### Assignment
Copy exactly, and only, the lines from the line containing "Serialize everything readable" through the last line of the records below, both included.

### Data for analysis
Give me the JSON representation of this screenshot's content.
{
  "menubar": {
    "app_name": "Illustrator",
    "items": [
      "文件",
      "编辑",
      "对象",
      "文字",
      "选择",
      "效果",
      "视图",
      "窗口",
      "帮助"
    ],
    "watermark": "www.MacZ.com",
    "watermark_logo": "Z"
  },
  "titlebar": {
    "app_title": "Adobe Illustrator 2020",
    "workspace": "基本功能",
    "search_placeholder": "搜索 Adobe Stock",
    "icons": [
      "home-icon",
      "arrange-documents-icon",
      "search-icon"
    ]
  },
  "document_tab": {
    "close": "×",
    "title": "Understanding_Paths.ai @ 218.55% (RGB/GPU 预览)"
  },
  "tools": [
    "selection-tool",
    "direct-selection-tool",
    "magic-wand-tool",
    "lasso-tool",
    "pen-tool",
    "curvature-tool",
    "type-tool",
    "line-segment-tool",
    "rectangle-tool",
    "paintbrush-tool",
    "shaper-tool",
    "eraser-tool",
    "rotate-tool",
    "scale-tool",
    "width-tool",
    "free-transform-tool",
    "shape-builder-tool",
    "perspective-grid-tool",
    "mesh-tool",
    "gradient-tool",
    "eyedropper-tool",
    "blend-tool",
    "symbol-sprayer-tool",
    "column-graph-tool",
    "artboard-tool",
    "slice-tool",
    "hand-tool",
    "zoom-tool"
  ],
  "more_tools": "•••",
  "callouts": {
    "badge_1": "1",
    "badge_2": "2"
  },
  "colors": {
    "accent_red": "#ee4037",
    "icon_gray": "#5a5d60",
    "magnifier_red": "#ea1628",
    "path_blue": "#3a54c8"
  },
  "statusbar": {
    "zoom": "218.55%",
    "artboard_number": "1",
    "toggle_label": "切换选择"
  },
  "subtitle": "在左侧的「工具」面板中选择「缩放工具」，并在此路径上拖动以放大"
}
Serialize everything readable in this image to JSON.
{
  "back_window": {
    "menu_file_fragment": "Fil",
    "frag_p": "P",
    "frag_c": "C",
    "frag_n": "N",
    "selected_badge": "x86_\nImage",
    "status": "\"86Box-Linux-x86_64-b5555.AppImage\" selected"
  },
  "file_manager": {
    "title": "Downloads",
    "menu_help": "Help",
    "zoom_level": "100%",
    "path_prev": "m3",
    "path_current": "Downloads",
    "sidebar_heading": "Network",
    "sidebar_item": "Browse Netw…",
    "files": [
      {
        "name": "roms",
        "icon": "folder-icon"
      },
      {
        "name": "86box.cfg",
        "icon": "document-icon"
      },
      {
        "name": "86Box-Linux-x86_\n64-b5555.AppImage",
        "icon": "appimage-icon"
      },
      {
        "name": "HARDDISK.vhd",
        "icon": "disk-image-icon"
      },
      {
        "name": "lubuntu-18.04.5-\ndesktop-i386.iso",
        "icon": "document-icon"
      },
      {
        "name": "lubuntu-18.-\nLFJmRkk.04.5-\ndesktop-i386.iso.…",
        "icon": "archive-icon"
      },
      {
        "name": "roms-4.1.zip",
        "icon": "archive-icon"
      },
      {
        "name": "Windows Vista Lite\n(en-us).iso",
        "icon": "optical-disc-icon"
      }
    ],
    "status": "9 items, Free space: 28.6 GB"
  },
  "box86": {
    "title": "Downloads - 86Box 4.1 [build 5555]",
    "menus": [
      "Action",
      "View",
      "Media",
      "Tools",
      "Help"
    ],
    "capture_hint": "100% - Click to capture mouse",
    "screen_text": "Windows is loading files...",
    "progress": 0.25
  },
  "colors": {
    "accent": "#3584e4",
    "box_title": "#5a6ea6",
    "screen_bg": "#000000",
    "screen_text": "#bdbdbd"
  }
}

### Result below
Serialize everything readable in this image to JSON.
{
  "back_window": {
    "menu_file_fragment": "Fil",
    "frag_p": "P",
    "frag_c": "C",
    "frag_n": "N",
    "selected_badge": "x86_\nImage",
    "status": "\"86Box-Linux-x86_64-b5555.AppImage\" selected"
  },
  "file_manager": {
    "title": "Downloads",
    "menu_help": "Help",
    "zoom_level": "100%",
    "path_prev": "m3",
    "path_current": "Downloads",
    "sidebar_heading": "Network",
    "sidebar_item": "Browse Netw…",
    "files": [
      {
        "name": "roms",
        "icon": "folder-icon"
      },
      {
        "name": "86box.cfg",
        "icon": "document-icon"
      },
      {
        "name": "86Box-Linux-x86_\n64-b5555.AppImage",
        "icon": "appimage-icon"
      },
      {
        "name": "HARDDISK.vhd",
        "icon": "disk-image-icon"
      },
      {
        "name": "lubuntu-18.04.5-\ndesktop-i386.iso",
        "icon": "document-icon"
      },
      {
        "name": "lubuntu-18.-\nLFJmRkk.04.5-\ndesktop-i386.iso.…",
        "icon": "archive-icon"
      },
      {
        "name": "roms-4.1.zip",
        "icon": "archive-icon"
      },
      {
        "name": "Windows Vista Lite\n(en-us).iso",
        "icon": "optical-disc-icon"
      }
    ],
    "status": "9 items, Free space: 28.6 GB"
  },
  "box86": {
    "title": "Downloads - 86Box 4.1 [build 5555]",
    "menus": [
      "Action",
      "View",
      "Media",
      "Tools",
      "Help"
    ],
    "capture_hint": "100% - Click to capture mouse",
    "screen_text": "Windows is loading files...",
    "progress": 0.25
  },
  "colors": {
    "accent": "#3584e4",
    "box_title": "#5a6ea6",
    "screen_bg": "#000000",
    "screen_text": "#bdbdbd"
  }
}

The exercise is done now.